§ **Problem statement**: Your task is to copy every line of the entries that contains "true".

Recorded data:
——————
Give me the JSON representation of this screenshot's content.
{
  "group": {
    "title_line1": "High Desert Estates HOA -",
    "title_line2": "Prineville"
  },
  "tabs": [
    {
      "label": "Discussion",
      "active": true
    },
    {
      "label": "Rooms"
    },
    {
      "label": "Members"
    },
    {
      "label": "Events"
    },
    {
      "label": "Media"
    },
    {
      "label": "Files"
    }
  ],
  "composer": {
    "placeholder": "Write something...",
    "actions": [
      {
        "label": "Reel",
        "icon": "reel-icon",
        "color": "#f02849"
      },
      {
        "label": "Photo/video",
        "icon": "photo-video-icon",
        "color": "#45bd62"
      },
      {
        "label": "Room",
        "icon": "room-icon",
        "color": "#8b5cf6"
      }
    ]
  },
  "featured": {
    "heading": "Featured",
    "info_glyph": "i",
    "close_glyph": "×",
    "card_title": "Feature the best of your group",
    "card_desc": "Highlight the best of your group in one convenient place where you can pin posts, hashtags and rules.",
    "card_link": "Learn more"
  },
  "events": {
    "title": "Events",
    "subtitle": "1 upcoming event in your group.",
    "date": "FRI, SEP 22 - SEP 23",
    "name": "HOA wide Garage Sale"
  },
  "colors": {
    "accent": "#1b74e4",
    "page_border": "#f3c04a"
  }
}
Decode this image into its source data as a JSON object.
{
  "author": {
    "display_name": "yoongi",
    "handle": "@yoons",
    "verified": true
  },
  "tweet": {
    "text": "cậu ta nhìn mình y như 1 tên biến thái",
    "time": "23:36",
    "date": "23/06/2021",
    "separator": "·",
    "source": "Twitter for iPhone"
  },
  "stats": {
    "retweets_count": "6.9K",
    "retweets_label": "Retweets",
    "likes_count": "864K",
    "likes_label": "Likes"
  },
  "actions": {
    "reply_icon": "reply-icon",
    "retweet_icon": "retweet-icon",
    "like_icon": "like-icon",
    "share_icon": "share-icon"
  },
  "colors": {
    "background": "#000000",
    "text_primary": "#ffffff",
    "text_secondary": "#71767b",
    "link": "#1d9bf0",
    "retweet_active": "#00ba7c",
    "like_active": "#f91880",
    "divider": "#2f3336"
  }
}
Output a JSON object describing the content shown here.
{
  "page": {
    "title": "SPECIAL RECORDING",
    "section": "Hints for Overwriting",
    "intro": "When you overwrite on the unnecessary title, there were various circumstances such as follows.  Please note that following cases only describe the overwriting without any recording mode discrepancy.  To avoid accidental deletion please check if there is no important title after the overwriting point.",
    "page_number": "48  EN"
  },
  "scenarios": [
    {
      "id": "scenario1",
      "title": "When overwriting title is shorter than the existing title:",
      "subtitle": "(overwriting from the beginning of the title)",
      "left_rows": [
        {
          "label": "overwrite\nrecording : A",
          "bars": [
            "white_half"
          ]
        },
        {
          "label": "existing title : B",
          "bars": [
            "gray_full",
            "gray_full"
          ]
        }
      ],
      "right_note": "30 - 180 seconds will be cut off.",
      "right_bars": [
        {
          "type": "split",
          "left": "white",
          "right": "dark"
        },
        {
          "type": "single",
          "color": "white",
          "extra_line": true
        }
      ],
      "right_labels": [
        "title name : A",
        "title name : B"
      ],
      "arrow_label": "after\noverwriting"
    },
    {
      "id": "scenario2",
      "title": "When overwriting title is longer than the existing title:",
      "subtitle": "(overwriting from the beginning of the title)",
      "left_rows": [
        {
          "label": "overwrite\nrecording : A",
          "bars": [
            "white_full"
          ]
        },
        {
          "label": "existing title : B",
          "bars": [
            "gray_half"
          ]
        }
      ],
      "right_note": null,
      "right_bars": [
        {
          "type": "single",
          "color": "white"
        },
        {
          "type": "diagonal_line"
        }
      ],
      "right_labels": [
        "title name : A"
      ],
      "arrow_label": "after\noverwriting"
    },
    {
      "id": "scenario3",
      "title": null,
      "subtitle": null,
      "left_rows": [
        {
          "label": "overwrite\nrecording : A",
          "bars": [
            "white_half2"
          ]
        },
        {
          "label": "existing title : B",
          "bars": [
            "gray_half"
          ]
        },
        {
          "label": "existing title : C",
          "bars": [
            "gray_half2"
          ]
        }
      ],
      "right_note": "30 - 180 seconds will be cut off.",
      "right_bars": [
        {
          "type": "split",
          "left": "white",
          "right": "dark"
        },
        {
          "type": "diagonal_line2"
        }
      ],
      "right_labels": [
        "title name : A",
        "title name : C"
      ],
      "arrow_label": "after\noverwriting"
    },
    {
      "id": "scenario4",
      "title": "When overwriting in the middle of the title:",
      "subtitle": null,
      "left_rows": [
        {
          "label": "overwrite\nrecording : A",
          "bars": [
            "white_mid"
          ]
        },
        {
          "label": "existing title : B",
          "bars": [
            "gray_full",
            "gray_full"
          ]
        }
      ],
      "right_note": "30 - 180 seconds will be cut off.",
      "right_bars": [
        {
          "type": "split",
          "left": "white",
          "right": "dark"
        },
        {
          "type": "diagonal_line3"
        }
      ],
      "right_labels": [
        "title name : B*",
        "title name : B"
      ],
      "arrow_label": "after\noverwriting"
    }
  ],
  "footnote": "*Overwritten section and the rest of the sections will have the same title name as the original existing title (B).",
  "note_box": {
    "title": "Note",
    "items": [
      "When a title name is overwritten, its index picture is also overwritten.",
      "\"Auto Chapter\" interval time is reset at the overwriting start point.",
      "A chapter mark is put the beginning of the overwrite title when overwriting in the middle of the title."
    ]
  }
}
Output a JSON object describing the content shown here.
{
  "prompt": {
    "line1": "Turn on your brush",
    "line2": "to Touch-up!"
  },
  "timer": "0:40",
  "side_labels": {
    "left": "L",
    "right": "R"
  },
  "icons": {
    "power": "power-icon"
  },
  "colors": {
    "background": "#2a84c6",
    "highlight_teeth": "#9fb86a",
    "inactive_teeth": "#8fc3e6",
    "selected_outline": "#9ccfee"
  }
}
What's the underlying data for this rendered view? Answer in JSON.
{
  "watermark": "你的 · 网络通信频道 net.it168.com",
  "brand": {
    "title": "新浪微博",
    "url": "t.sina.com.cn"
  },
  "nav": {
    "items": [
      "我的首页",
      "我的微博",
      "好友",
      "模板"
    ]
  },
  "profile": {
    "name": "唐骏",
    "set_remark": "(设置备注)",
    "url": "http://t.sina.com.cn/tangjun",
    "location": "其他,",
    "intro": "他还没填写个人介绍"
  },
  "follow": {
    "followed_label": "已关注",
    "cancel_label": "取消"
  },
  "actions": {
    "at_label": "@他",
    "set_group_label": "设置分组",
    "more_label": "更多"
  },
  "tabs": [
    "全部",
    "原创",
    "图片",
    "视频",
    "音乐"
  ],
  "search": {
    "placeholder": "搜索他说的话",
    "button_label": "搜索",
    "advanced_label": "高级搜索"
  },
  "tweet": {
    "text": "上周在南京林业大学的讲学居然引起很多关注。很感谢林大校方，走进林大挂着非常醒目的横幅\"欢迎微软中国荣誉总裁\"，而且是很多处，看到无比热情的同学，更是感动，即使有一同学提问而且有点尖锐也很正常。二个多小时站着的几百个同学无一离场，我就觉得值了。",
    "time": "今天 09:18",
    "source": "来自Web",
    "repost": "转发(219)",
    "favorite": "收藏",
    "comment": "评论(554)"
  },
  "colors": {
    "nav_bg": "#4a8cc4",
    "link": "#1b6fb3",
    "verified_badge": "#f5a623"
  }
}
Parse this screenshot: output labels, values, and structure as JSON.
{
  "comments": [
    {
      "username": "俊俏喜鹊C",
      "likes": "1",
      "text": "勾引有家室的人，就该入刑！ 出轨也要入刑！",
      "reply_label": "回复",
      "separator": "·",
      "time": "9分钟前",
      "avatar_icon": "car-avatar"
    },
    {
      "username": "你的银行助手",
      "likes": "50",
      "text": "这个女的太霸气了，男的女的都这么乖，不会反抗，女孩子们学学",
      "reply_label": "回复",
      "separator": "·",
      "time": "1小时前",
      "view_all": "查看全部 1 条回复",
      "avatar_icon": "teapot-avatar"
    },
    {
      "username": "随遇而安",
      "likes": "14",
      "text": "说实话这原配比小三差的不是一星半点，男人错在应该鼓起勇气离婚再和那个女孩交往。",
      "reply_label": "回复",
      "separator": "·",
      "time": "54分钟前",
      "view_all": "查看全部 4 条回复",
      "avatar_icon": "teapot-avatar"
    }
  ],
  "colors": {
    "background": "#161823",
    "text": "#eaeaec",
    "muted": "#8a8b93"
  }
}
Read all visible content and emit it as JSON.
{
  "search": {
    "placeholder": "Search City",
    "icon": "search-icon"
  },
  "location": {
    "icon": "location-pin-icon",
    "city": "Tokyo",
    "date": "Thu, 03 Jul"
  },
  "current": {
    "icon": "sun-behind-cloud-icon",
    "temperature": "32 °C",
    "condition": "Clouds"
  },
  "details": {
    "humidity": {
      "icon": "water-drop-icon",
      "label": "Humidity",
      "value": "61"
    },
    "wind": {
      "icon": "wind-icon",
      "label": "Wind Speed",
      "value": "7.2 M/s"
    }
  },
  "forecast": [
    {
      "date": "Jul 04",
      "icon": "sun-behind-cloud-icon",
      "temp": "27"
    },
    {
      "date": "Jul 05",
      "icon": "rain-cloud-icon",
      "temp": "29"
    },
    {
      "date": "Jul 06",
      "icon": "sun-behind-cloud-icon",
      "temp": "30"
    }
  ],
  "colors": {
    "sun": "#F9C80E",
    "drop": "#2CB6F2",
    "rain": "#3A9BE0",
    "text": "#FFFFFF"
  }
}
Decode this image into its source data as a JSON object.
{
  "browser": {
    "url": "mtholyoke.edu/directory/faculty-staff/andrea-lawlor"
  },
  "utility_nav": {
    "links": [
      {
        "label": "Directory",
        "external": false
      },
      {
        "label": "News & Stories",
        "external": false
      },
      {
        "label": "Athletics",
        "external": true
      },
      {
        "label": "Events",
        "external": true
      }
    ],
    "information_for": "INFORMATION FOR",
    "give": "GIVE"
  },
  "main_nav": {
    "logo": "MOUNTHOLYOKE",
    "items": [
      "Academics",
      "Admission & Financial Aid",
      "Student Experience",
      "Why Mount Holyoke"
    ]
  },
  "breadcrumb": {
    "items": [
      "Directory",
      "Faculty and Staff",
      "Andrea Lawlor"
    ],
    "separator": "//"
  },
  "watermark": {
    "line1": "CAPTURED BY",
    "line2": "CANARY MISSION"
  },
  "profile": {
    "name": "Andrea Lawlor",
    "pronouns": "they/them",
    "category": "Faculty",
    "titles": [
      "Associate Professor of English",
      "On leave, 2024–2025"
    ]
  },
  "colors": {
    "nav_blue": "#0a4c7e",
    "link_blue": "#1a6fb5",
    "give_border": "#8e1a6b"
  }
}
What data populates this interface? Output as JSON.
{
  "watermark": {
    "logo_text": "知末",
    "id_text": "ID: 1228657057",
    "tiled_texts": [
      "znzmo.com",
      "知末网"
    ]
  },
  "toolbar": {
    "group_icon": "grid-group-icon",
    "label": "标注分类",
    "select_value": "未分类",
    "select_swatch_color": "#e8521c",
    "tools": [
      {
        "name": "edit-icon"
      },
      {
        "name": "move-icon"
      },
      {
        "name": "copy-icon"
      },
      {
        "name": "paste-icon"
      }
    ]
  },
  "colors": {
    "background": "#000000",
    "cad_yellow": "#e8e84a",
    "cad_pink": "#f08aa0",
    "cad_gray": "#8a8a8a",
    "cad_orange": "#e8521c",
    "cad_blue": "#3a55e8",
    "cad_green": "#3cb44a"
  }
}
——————
§ **Exercise output**:
      "active": true
    "verified": true
          "extra_line": true
        "external": true
        "external": true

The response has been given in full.